After the last blessing of the Celebrant at the end of the Holy Anaphora: "And the mercies of our great God and Savior, Jesus Christ, be with you all", the Deacon recites a series of prayers (some of which we have already interpreted in the series of Homilies on the Litanies recited after the Great Entrance).
The Deacon (or the Priest) exclaims: "Having commemorated all the saints, again and again, in peace, let us pray to the Lord". Thus we call for help all the saints in order to pray again in peace: "For the precious Gifts here presented and consecrated". Not in order to sanctify the Holy Gifts, since they are already sanctified, but for them to be able to transmit sanctification to us. This is the meaning of the following prayer " That our God Who loves mankind, having accepted them… may in return send down upon us the divine grace…". We ask for the Gifts to become active in us fhrough Grace and not to become inactive, as it was in Palestine, when the omnipotent Lord could not do miracles in some cities "because of their unbelief" ( Matt. 13.58).
Having asked for the unity of the faith and for the communion of the Holy Spirit, let us commend ourselves and one another and our whole life to Christ our God. last prayer of this series of prayers is as follows: "Having asked for the unity of the faith and for the communion of the Holy Spirit, let us commend ourselves and one another and our whole life to Christ our God". This is another exhortation, before the divine Communion, which means: to hold the unity of the faith and being in constant communion with the Holy Spirit in order to dedicate our whole life to Christ.
We could add here that the Christian can be sure of his salvation as long as he is not carried away by the propaganda of the heretics, avoids schisms and divisions, as well as dogmatic heterodoxy and is interested in keeping the Orthodox faith intact. This ensures the communion of the Holy Spirit, which is "The Spirit of truth". And finally, our constant pursuit is, both for ourselves and for others, to entrust our daily challenges and our whole life, to the Providence of God.
It is marvelous how systematically the Church instructs the believer to prepare, as best he can, for Holy Communion.
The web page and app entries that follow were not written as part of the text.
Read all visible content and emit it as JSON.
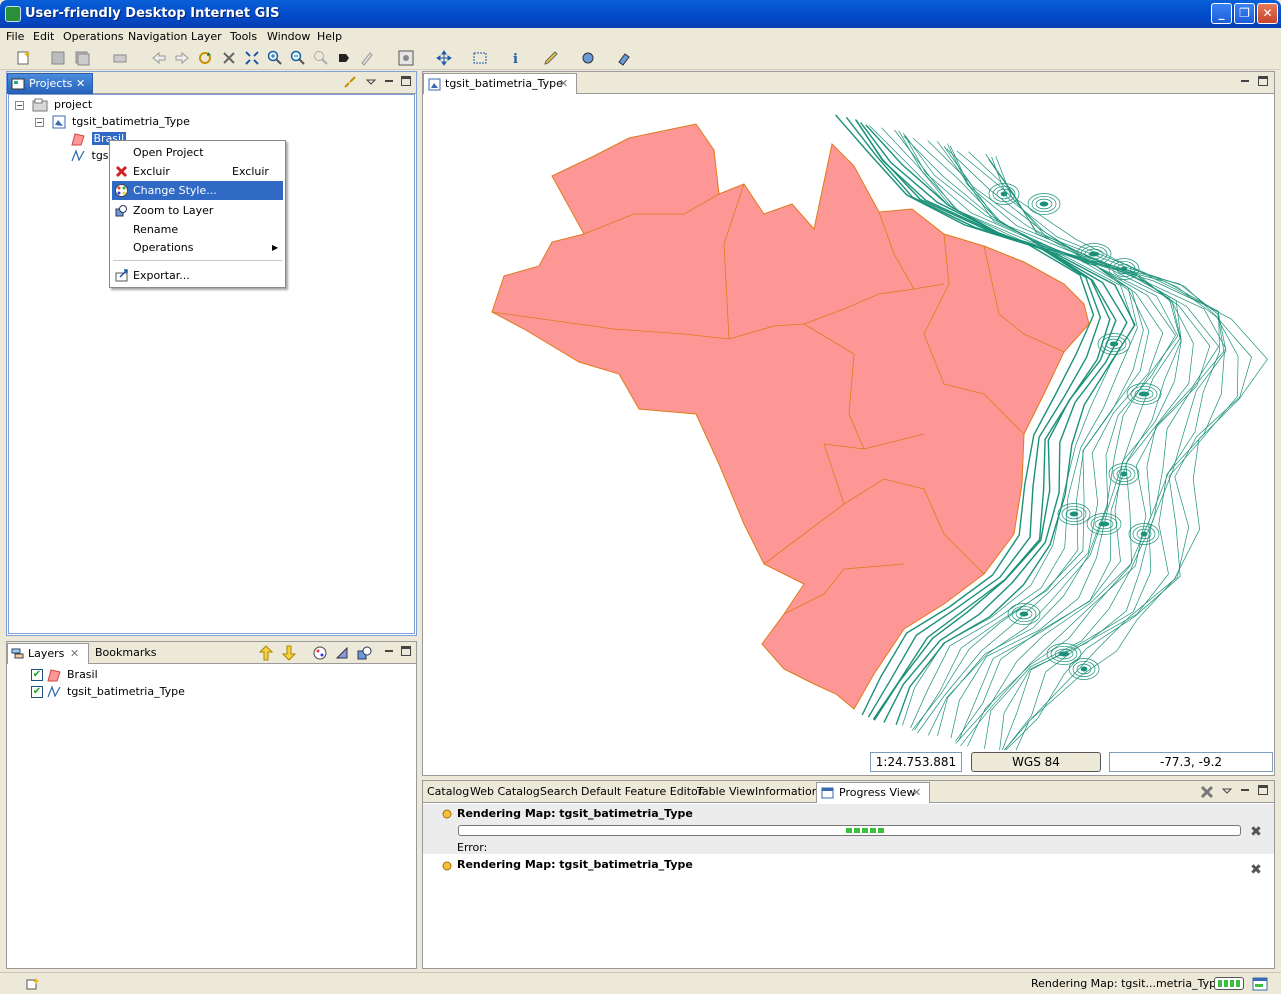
{
  "window": {
    "title": "User-friendly Desktop Internet GIS"
  },
  "menu": [
    "File",
    "Edit",
    "Operations",
    "Navigation",
    "Layer",
    "Tools",
    "Window",
    "Help"
  ],
  "projects_panel": {
    "tab_label": "Projects",
    "tree": {
      "root": "project",
      "map": "tgsit_batimetria_Type",
      "layer1": "Brasil",
      "layer2": "tgsit"
    }
  },
  "context_menu": {
    "items": [
      {
        "label": "Open Project",
        "shortcut": ""
      },
      {
        "label": "Excluir",
        "shortcut": "Excluir"
      },
      {
        "label": "Change Style...",
        "shortcut": ""
      },
      {
        "label": "Zoom to Layer",
        "shortcut": ""
      },
      {
        "label": "Rename",
        "shortcut": ""
      },
      {
        "label": "Operations",
        "shortcut": ""
      },
      {
        "label": "Exportar...",
        "shortcut": ""
      }
    ]
  },
  "layers_panel": {
    "tabs": [
      "Layers",
      "Bookmarks"
    ],
    "items": [
      {
        "label": "Brasil",
        "checked": true
      },
      {
        "label": "tgsit_batimetria_Type",
        "checked": true
      }
    ]
  },
  "map_editor": {
    "tab_label": "tgsit_batimetria_Type",
    "scale": "1:24.753.881",
    "crs": "WGS 84",
    "coords": "-77.3, -9.2",
    "colors": {
      "land": "#fd9795",
      "land_border": "#e07a1a",
      "contour": "#1a9178"
    }
  },
  "bottom_panel": {
    "tabs": [
      "Catalog",
      "Web Catalog",
      "Search",
      "Default Feature Editor",
      "Table View",
      "Information",
      "Progress View"
    ],
    "jobs": [
      {
        "title": "Rendering Map: tgsit_batimetria_Type",
        "error_label": "Error:"
      },
      {
        "title": "Rendering Map: tgsit_batimetria_Type"
      }
    ]
  },
  "statusbar": {
    "message": "Rendering Map: tgsit...metria_Type"
  }
}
One would expect, that after so many prayers the consecrated Holy Gifts are ready to be transmitted in the form of Holy Communion to the clergy and people. But she adds three more special prayers in order to prepare us for Holy Communion, as well as the Lord’s Prayer, which the Lord himself taught us.
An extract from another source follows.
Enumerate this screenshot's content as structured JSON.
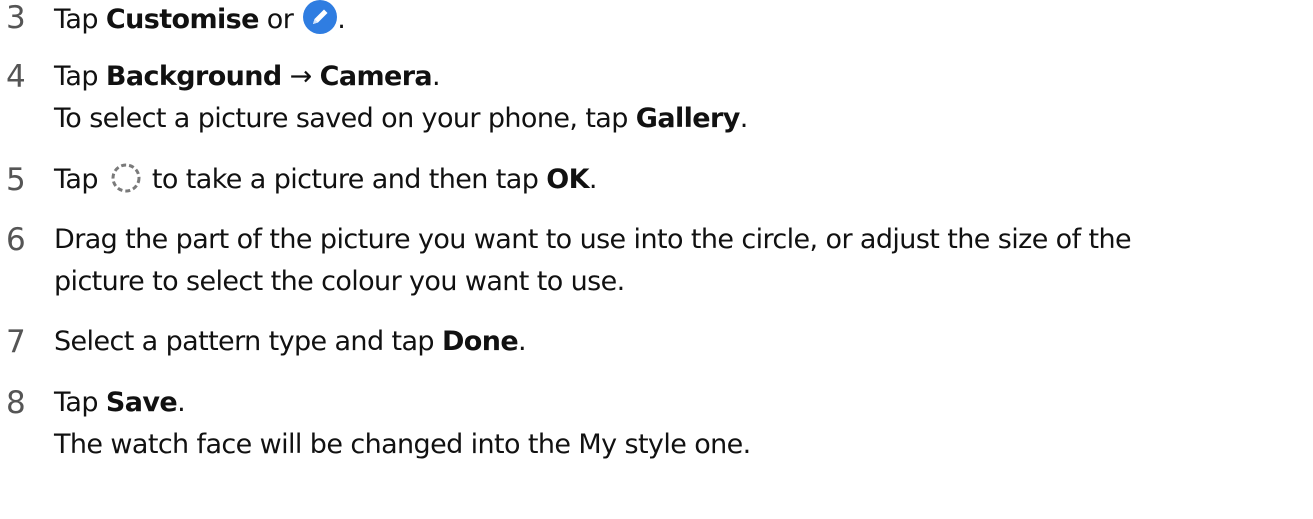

In the Prayer of preparation: "We entrust to You, loving Master, our whole life and hope", we confirm what we were previously promised, that is, to trust ourselves to Christ. Following this prayer, we ask the Lord to make us worthy to receive the heavenly Mysteries with a clear conscience for the remission of sins and for "the communion of the Holy Spirit, the inheritance of the Kingdom of Heaven".
At the same time, this prayer aims to teach us not to dare to address the Father of our Lord Jesus Christ as Father, if we do not live as Christ wants us to.
The prayer ends with the exclamation of the Celebrant: " And grant us, Master, with boldness and without condemnation, to dare call You, the heavenly God, Father, and to say". This remarkable wholehearted prayer is said as an exhortation to the clergy and people to recite the Lord’s Prayer, "Our Father".
It is well known that Jesus delivered this prayer to His Disciples when they asked Him to teach them how to pray. Since then, as a model of prayer of every Christian, it is used daily, not only in the common worship of the Church, but also in every other case, whenever the Christian prays.
One of the reasons why the Lord's prayer was instituted on this spot, shortly before the Holy Communion, is that one of its requests says "and give us today our daily bread". The God-fearing Fathers teach us that the Lord with the words "daily bread" means not only the food necessary for our living, but also the Holy Bread of the divine Eucharist, without which we can not have spiritual life.
After all, the other requests in the Lord’s Prayer are not unrelated to the preparation of the believer, as the divine Communion contributes contributes to the request: "deliver us from evil". Saint John Chrysostom says very vividly: "Like lions fed with fire we leave the church after Holy Communion and become fearful to the devil, to the point that he does not dare to bother us."
Another reason why we solemnly recite the Lord’s prayer before the Holy Communion - Clergy and people - is to ask God the Father to accept us as His children, and to give us the courage to dare - despite our unworthiness, our sins and transgressions - to call Him our Father. Since we are recognized as children of God the Father, at the same time we become, by grace, brothers of the Only Begotten Son of God. Thus we feel a warmer connection with Christ, of whose the Holy Body and Blood are preparing to commune. Amen.